# To do
Tally up the lines in the material where the word "icon" appears, then give the total and nothing else.

:::

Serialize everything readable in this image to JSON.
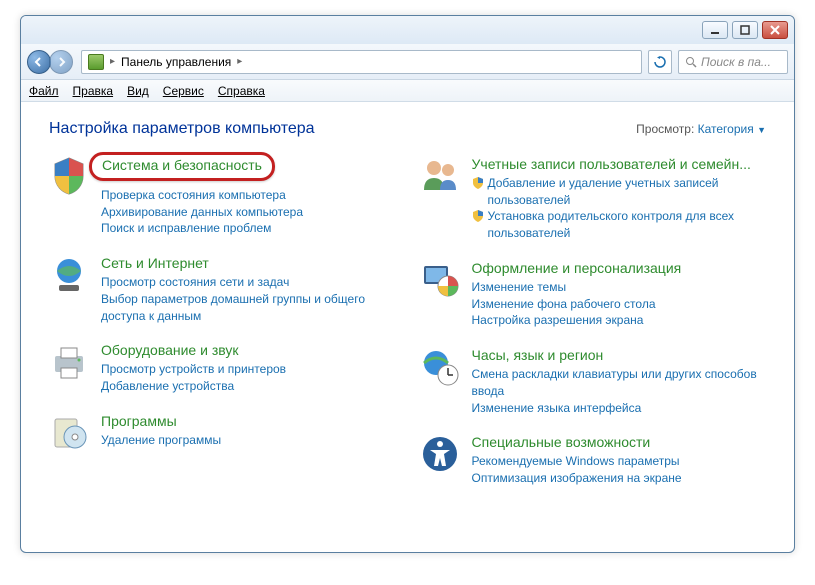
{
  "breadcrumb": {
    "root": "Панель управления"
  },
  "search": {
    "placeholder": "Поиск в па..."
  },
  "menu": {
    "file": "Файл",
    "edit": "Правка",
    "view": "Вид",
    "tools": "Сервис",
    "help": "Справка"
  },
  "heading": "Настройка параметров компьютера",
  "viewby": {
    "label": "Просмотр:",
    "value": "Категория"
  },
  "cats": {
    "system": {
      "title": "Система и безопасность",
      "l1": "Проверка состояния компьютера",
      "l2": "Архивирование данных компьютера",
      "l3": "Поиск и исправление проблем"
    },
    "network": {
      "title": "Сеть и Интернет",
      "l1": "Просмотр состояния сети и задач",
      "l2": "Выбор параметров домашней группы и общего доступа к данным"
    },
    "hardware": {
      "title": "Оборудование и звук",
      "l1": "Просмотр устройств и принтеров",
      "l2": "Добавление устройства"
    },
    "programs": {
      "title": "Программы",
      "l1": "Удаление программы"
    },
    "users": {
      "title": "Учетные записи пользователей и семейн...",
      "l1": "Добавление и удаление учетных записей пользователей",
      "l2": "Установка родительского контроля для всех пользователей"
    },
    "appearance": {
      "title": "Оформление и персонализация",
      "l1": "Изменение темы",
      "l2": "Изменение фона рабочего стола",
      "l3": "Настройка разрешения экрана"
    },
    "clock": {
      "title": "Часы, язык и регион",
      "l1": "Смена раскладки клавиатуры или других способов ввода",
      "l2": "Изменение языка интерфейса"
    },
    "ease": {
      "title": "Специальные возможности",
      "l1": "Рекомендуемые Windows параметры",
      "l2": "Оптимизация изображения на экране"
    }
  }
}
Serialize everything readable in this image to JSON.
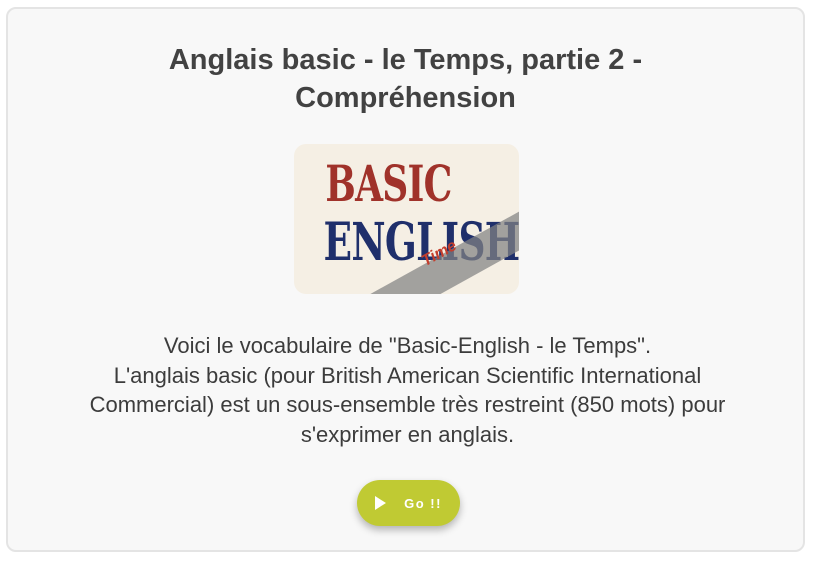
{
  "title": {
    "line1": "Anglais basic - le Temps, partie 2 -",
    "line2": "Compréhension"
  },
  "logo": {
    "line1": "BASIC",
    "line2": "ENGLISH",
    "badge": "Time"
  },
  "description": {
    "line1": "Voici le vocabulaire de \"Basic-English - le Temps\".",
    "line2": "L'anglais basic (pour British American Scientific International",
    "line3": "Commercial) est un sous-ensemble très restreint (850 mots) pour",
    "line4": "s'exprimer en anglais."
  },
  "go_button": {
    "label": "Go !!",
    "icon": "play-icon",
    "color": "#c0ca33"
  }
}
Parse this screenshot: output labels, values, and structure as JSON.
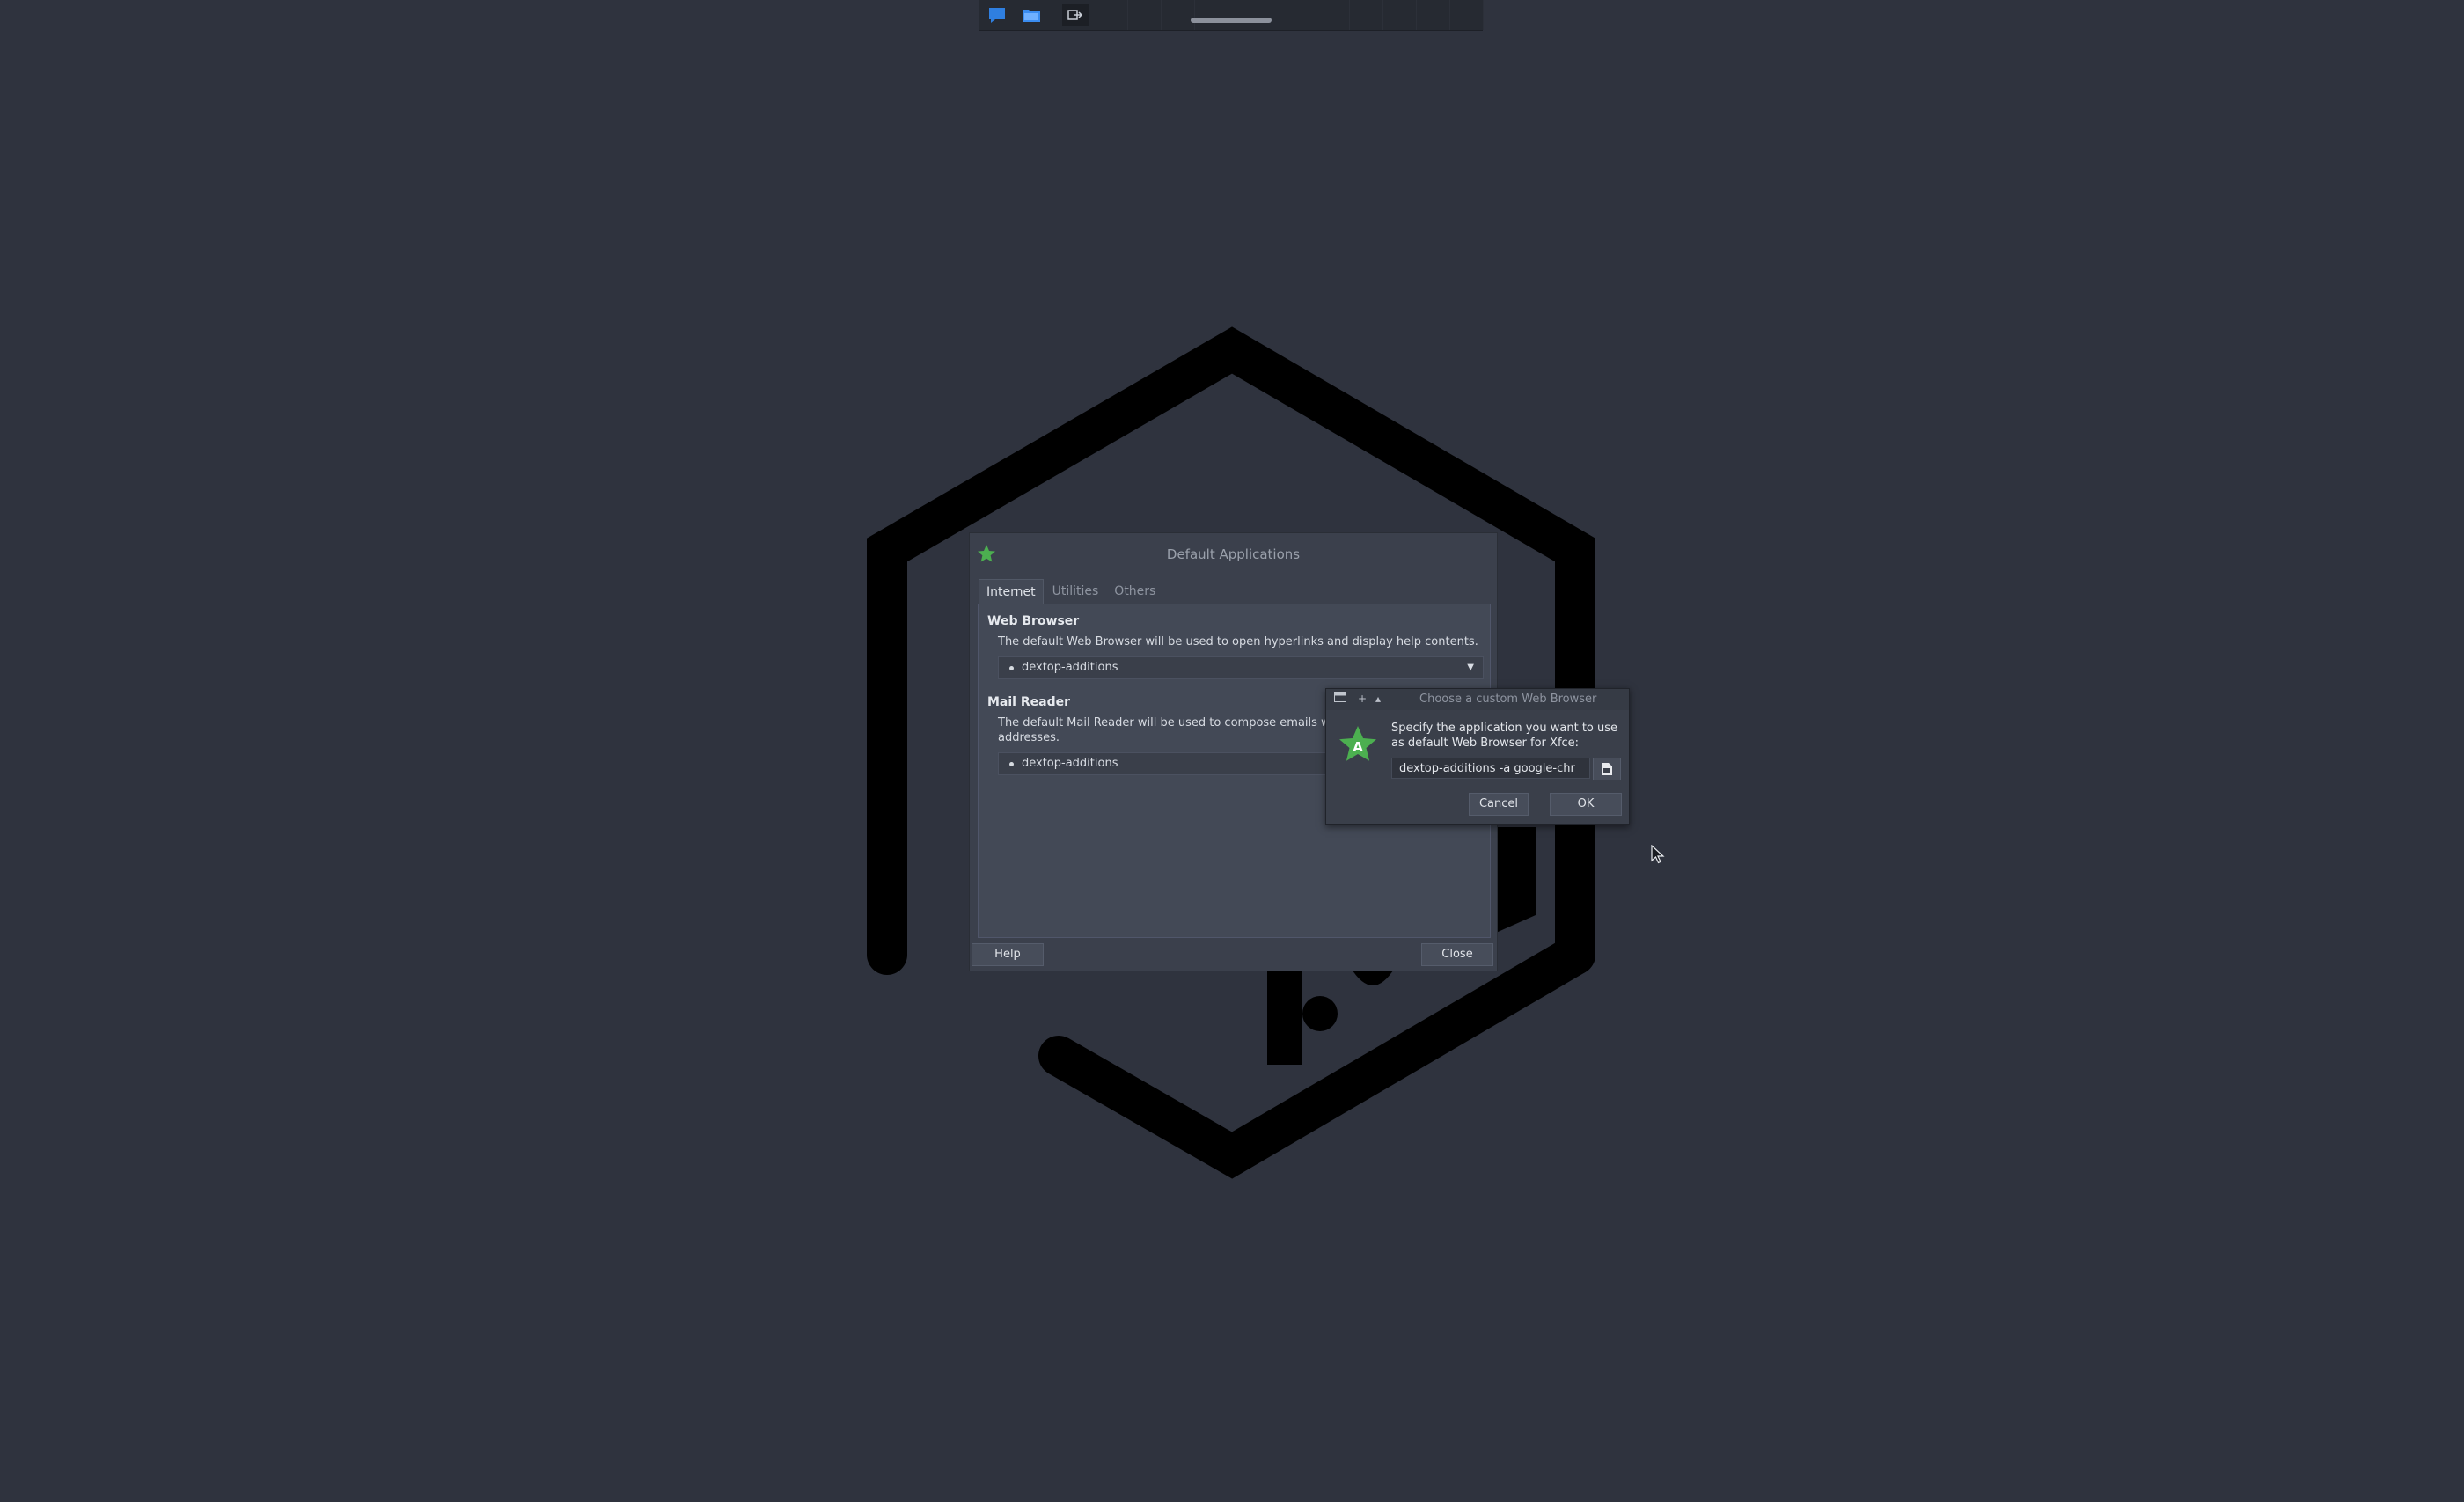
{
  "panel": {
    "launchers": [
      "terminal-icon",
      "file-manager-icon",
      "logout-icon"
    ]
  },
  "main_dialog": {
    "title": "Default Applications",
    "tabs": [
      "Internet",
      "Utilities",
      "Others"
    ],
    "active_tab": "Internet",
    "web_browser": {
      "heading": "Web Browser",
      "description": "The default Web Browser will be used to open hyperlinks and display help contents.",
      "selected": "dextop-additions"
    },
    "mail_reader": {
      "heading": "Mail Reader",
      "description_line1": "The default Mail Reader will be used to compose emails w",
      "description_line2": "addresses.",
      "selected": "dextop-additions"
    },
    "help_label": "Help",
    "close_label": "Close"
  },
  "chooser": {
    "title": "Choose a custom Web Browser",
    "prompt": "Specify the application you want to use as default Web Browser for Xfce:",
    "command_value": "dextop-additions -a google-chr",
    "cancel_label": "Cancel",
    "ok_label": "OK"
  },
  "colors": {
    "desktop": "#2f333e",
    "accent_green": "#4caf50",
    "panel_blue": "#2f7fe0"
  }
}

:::

# Response to the exercise
4